* [TASK OBJECTIVE]: Print out the data below with every line intact.

* [LISTED ENTRIES]:
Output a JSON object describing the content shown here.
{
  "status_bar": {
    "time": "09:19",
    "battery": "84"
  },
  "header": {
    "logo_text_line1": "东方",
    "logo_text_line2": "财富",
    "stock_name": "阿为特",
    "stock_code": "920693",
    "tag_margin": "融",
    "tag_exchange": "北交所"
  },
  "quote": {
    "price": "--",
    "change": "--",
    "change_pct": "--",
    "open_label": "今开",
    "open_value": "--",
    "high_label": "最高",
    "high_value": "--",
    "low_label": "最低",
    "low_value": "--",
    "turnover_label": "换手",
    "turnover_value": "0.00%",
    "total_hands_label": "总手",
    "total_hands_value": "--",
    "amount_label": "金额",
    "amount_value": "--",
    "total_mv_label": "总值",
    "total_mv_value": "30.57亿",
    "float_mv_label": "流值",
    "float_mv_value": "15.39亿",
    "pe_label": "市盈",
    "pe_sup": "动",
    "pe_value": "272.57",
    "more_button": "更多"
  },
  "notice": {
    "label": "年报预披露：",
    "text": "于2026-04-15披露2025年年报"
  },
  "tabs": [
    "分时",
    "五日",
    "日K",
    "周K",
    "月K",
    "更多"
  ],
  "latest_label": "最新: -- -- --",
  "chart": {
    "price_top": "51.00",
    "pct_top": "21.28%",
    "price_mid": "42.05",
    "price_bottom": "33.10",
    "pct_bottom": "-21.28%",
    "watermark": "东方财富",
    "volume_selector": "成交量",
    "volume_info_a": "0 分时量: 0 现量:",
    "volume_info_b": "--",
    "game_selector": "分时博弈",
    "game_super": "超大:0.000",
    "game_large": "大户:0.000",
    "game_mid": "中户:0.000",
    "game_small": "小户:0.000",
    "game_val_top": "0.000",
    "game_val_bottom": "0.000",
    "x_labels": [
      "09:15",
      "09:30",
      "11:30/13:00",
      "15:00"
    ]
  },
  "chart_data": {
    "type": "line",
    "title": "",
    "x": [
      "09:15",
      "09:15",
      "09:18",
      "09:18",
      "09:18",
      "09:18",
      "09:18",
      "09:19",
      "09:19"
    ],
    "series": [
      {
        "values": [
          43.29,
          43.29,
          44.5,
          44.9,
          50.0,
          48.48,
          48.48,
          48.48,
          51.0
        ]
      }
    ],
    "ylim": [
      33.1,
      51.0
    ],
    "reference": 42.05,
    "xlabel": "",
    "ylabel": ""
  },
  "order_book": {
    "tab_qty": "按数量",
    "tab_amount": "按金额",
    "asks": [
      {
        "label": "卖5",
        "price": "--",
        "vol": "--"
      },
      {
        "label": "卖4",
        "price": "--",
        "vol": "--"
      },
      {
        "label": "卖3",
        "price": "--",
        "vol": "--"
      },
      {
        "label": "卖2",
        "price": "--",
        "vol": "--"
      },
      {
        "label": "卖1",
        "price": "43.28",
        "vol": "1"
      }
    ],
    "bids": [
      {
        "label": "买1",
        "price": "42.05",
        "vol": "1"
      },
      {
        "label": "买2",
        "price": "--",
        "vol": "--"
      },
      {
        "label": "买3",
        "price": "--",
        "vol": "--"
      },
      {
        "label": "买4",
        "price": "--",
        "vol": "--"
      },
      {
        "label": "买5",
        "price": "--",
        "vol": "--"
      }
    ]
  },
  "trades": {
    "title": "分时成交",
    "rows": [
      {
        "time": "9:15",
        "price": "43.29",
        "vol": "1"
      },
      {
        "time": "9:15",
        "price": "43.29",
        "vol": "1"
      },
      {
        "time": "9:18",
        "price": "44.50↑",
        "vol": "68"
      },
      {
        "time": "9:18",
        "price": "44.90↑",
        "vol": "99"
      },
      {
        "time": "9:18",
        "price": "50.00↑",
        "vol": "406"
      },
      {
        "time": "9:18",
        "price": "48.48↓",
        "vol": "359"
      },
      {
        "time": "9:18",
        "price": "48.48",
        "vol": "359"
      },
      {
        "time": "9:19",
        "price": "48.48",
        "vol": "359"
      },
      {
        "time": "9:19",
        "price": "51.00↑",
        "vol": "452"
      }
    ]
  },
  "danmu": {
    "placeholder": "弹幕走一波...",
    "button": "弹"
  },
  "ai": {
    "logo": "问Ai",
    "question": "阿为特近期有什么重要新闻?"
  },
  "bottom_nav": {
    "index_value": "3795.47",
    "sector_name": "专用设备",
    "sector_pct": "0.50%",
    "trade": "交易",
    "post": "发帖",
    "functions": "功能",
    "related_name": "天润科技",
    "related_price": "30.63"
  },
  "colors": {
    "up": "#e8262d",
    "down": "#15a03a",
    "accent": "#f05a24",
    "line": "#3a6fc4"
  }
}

* [FINISHED EXERCISE]:
Output a JSON object describing the content shown here.
{
  "status_bar": {
    "time": "09:19",
    "battery": "84"
  },
  "header": {
    "logo_text_line1": "东方",
    "logo_text_line2": "财富",
    "stock_name": "阿为特",
    "stock_code": "920693",
    "tag_margin": "融",
    "tag_exchange": "北交所"
  },
  "quote": {
    "price": "--",
    "change": "--",
    "change_pct": "--",
    "open_label": "今开",
    "open_value": "--",
    "high_label": "最高",
    "high_value": "--",
    "low_label": "最低",
    "low_value": "--",
    "turnover_label": "换手",
    "turnover_value": "0.00%",
    "total_hands_label": "总手",
    "total_hands_value": "--",
    "amount_label": "金额",
    "amount_value": "--",
    "total_mv_label": "总值",
    "total_mv_value": "30.57亿",
    "float_mv_label": "流值",
    "float_mv_value": "15.39亿",
    "pe_label": "市盈",
    "pe_sup": "动",
    "pe_value": "272.57",
    "more_button": "更多"
  },
  "notice": {
    "label": "年报预披露：",
    "text": "于2026-04-15披露2025年年报"
  },
  "tabs": [
    "分时",
    "五日",
    "日K",
    "周K",
    "月K",
    "更多"
  ],
  "latest_label": "最新: -- -- --",
  "chart": {
    "price_top": "51.00",
    "pct_top": "21.28%",
    "price_mid": "42.05",
    "price_bottom": "33.10",
    "pct_bottom": "-21.28%",
    "watermark": "东方财富",
    "volume_selector": "成交量",
    "volume_info_a": "0 分时量: 0 现量:",
    "volume_info_b": "--",
    "game_selector": "分时博弈",
    "game_super": "超大:0.000",
    "game_large": "大户:0.000",
    "game_mid": "中户:0.000",
    "game_small": "小户:0.000",
    "game_val_top": "0.000",
    "game_val_bottom": "0.000",
    "x_labels": [
      "09:15",
      "09:30",
      "11:30/13:00",
      "15:00"
    ]
  },
  "chart_data": {
    "type": "line",
    "title": "",
    "x": [
      "09:15",
      "09:15",
      "09:18",
      "09:18",
      "09:18",
      "09:18",
      "09:18",
      "09:19",
      "09:19"
    ],
    "series": [
      {
        "values": [
          43.29,
          43.29,
          44.5,
          44.9,
          50.0,
          48.48,
          48.48,
          48.48,
          51.0
        ]
      }
    ],
    "ylim": [
      33.1,
      51.0
    ],
    "reference": 42.05,
    "xlabel": "",
    "ylabel": ""
  },
  "order_book": {
    "tab_qty": "按数量",
    "tab_amount": "按金额",
    "asks": [
      {
        "label": "卖5",
        "price": "--",
        "vol": "--"
      },
      {
        "label": "卖4",
        "price": "--",
        "vol": "--"
      },
      {
        "label": "卖3",
        "price": "--",
        "vol": "--"
      },
      {
        "label": "卖2",
        "price": "--",
        "vol": "--"
      },
      {
        "label": "卖1",
        "price": "43.28",
        "vol": "1"
      }
    ],
    "bids": [
      {
        "label": "买1",
        "price": "42.05",
        "vol": "1"
      },
      {
        "label": "买2",
        "price": "--",
        "vol": "--"
      },
      {
        "label": "买3",
        "price": "--",
        "vol": "--"
      },
      {
        "label": "买4",
        "price": "--",
        "vol": "--"
      },
      {
        "label": "买5",
        "price": "--",
        "vol": "--"
      }
    ]
  },
  "trades": {
    "title": "分时成交",
    "rows": [
      {
        "time": "9:15",
        "price": "43.29",
        "vol": "1"
      },
      {
        "time": "9:15",
        "price": "43.29",
        "vol": "1"
      },
      {
        "time": "9:18",
        "price": "44.50↑",
        "vol": "68"
      },
      {
        "time": "9:18",
        "price": "44.90↑",
        "vol": "99"
      },
      {
        "time": "9:18",
        "price": "50.00↑",
        "vol": "406"
      },
      {
        "time": "9:18",
        "price": "48.48↓",
        "vol": "359"
      },
      {
        "time": "9:18",
        "price": "48.48",
        "vol": "359"
      },
      {
        "time": "9:19",
        "price": "48.48",
        "vol": "359"
      },
      {
        "time": "9:19",
        "price": "51.00↑",
        "vol": "452"
      }
    ]
  },
  "danmu": {
    "placeholder": "弹幕走一波...",
    "button": "弹"
  },
  "ai": {
    "logo": "问Ai",
    "question": "阿为特近期有什么重要新闻?"
  },
  "bottom_nav": {
    "index_value": "3795.47",
    "sector_name": "专用设备",
    "sector_pct": "0.50%",
    "trade": "交易",
    "post": "发帖",
    "functions": "功能",
    "related_name": "天润科技",
    "related_price": "30.63"
  },
  "colors": {
    "up": "#e8262d",
    "down": "#15a03a",
    "accent": "#f05a24",
    "line": "#3a6fc4"
  }
}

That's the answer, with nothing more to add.